Interface dataset entries
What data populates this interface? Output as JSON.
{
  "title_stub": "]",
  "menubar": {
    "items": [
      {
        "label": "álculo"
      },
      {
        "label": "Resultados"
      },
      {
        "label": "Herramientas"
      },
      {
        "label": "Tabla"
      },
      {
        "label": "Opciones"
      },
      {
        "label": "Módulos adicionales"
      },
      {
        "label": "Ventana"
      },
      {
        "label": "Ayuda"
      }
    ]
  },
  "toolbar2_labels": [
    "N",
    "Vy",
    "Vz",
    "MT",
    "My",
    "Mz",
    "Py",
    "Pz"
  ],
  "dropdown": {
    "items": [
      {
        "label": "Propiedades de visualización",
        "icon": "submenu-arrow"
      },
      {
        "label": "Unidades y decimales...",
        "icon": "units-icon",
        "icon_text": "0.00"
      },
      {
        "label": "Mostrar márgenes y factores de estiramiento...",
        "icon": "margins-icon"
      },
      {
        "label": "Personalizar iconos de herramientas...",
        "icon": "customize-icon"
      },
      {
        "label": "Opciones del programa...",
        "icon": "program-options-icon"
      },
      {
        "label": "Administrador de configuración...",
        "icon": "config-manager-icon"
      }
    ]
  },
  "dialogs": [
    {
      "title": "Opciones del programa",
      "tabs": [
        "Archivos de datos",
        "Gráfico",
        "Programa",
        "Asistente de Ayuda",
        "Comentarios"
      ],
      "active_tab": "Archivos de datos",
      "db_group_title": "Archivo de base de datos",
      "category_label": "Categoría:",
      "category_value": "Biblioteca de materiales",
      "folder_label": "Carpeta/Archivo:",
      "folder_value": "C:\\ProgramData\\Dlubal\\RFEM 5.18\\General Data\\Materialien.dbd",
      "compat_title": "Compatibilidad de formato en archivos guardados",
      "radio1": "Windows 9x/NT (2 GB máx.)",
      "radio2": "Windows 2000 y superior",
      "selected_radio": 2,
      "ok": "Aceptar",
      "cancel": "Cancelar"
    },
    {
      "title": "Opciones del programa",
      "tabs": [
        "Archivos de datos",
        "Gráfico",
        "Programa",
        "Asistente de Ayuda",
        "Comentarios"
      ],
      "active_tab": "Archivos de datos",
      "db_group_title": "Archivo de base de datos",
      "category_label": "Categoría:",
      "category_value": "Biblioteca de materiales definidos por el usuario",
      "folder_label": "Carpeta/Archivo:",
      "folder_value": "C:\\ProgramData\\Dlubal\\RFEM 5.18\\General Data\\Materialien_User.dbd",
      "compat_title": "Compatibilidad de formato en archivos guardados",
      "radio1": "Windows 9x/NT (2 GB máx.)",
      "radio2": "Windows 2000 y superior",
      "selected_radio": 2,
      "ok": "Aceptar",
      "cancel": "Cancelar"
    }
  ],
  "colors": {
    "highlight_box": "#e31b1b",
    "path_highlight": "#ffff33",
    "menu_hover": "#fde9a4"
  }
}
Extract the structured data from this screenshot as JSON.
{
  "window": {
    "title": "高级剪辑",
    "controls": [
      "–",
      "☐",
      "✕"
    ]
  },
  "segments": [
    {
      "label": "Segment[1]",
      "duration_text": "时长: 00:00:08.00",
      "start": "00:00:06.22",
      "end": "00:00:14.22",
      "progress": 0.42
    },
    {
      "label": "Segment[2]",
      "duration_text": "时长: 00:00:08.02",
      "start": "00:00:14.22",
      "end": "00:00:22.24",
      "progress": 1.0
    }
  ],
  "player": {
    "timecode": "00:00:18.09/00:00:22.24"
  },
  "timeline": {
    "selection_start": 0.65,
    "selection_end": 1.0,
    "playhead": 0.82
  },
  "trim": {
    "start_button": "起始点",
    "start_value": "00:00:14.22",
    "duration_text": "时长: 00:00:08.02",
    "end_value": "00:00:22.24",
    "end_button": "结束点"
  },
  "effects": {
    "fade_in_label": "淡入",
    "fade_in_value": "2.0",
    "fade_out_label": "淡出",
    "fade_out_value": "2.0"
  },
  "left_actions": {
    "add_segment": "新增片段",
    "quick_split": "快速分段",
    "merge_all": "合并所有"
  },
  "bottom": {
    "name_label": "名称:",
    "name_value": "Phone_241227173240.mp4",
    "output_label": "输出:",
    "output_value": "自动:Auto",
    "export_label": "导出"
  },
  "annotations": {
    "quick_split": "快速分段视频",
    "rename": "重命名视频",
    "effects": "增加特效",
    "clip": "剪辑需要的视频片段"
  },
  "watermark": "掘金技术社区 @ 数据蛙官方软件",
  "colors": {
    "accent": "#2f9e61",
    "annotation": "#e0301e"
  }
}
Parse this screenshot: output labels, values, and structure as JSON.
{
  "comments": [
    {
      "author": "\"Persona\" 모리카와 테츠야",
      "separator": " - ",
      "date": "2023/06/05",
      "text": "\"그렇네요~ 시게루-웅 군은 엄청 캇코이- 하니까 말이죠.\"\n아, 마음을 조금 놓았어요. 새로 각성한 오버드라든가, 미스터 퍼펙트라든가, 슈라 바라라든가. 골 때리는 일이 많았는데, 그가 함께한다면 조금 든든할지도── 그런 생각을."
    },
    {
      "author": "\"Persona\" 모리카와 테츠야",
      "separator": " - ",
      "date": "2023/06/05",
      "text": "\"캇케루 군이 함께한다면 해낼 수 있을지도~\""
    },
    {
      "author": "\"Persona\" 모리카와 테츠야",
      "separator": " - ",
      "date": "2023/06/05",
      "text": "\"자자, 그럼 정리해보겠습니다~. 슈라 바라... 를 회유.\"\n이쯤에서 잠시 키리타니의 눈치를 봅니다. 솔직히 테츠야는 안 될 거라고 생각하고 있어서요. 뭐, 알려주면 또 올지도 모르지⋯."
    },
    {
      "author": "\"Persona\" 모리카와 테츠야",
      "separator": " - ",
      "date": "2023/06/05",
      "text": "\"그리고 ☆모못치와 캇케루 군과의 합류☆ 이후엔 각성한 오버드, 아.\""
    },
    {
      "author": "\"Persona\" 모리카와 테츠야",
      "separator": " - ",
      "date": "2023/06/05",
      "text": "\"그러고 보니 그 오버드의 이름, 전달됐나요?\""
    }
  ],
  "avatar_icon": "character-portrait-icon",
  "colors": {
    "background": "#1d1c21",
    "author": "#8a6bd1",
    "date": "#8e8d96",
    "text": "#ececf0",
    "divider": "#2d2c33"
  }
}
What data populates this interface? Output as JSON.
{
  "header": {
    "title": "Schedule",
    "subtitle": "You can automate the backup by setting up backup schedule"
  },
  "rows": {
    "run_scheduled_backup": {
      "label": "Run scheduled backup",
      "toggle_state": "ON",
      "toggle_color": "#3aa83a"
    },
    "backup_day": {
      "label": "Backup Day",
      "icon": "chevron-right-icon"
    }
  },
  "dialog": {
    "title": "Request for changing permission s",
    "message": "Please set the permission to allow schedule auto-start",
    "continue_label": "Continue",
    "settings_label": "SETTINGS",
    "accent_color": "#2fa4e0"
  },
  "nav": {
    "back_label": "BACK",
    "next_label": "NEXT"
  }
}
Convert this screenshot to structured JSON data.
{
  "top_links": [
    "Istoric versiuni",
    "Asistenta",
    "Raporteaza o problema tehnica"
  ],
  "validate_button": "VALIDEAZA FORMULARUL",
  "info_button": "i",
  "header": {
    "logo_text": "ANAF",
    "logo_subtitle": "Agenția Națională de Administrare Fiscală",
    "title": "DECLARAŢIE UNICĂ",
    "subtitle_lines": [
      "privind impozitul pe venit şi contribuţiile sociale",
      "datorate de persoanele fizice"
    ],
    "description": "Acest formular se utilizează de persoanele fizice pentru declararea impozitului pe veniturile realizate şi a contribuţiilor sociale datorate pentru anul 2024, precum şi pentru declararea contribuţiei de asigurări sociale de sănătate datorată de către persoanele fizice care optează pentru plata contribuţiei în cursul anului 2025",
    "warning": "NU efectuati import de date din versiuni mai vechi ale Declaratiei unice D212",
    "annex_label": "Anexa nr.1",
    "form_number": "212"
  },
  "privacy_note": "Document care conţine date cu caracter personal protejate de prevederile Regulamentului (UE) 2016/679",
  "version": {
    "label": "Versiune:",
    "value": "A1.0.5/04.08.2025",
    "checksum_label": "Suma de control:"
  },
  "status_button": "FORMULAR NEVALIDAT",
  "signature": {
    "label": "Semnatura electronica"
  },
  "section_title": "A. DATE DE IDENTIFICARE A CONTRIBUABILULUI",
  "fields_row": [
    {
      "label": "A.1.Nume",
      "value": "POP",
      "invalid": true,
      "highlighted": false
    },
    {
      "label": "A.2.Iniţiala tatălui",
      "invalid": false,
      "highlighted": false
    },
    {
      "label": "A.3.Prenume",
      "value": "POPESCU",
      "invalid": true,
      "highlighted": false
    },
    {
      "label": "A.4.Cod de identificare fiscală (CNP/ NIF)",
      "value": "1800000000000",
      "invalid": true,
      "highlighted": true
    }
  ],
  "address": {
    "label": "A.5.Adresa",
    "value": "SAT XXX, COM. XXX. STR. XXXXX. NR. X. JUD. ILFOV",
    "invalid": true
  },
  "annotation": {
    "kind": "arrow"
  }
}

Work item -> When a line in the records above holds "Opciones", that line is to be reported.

Result of the exercise ->
        "label": "Opciones"
        "label": "Opciones del programa...",
      "title": "Opciones del programa",
      "title": "Opciones del programa",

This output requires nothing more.